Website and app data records
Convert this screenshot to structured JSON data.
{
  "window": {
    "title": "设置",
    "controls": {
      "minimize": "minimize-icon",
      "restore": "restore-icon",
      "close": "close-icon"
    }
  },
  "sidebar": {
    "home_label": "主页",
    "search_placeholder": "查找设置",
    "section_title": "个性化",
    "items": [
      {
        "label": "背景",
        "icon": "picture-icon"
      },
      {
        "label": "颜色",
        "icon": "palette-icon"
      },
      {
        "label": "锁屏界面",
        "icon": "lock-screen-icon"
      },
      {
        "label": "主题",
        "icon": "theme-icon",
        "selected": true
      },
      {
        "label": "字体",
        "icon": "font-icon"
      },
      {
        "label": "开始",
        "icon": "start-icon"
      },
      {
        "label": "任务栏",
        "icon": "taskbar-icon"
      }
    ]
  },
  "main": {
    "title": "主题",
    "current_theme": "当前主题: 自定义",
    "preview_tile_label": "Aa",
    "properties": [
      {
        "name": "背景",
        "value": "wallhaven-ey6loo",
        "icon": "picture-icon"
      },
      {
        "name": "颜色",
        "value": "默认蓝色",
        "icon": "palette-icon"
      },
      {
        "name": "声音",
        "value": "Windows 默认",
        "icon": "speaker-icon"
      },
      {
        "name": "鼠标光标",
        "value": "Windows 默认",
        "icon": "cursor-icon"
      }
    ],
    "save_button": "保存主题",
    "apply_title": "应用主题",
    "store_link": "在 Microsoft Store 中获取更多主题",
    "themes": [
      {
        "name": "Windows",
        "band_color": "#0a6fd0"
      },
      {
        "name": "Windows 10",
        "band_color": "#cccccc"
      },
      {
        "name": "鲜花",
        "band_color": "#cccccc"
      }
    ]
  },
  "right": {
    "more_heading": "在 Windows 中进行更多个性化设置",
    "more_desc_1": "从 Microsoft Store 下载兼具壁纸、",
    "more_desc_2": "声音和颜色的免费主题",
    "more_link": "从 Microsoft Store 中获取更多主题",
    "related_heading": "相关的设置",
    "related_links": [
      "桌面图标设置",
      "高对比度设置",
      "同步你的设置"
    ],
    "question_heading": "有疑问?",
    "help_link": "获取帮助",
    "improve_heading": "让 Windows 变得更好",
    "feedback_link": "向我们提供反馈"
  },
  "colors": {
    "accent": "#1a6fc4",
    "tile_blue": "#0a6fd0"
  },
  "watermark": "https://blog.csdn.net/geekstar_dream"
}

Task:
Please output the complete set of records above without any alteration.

Solution:
Convert this screenshot to structured JSON data.
{
  "window": {
    "title": "设置",
    "controls": {
      "minimize": "minimize-icon",
      "restore": "restore-icon",
      "close": "close-icon"
    }
  },
  "sidebar": {
    "home_label": "主页",
    "search_placeholder": "查找设置",
    "section_title": "个性化",
    "items": [
      {
        "label": "背景",
        "icon": "picture-icon"
      },
      {
        "label": "颜色",
        "icon": "palette-icon"
      },
      {
        "label": "锁屏界面",
        "icon": "lock-screen-icon"
      },
      {
        "label": "主题",
        "icon": "theme-icon",
        "selected": true
      },
      {
        "label": "字体",
        "icon": "font-icon"
      },
      {
        "label": "开始",
        "icon": "start-icon"
      },
      {
        "label": "任务栏",
        "icon": "taskbar-icon"
      }
    ]
  },
  "main": {
    "title": "主题",
    "current_theme": "当前主题: 自定义",
    "preview_tile_label": "Aa",
    "properties": [
      {
        "name": "背景",
        "value": "wallhaven-ey6loo",
        "icon": "picture-icon"
      },
      {
        "name": "颜色",
        "value": "默认蓝色",
        "icon": "palette-icon"
      },
      {
        "name": "声音",
        "value": "Windows 默认",
        "icon": "speaker-icon"
      },
      {
        "name": "鼠标光标",
        "value": "Windows 默认",
        "icon": "cursor-icon"
      }
    ],
    "save_button": "保存主题",
    "apply_title": "应用主题",
    "store_link": "在 Microsoft Store 中获取更多主题",
    "themes": [
      {
        "name": "Windows",
        "band_color": "#0a6fd0"
      },
      {
        "name": "Windows 10",
        "band_color": "#cccccc"
      },
      {
        "name": "鲜花",
        "band_color": "#cccccc"
      }
    ]
  },
  "right": {
    "more_heading": "在 Windows 中进行更多个性化设置",
    "more_desc_1": "从 Microsoft Store 下载兼具壁纸、",
    "more_desc_2": "声音和颜色的免费主题",
    "more_link": "从 Microsoft Store 中获取更多主题",
    "related_heading": "相关的设置",
    "related_links": [
      "桌面图标设置",
      "高对比度设置",
      "同步你的设置"
    ],
    "question_heading": "有疑问?",
    "help_link": "获取帮助",
    "improve_heading": "让 Windows 变得更好",
    "feedback_link": "向我们提供反馈"
  },
  "colors": {
    "accent": "#1a6fc4",
    "tile_blue": "#0a6fd0"
  },
  "watermark": "https://blog.csdn.net/geekstar_dream"
}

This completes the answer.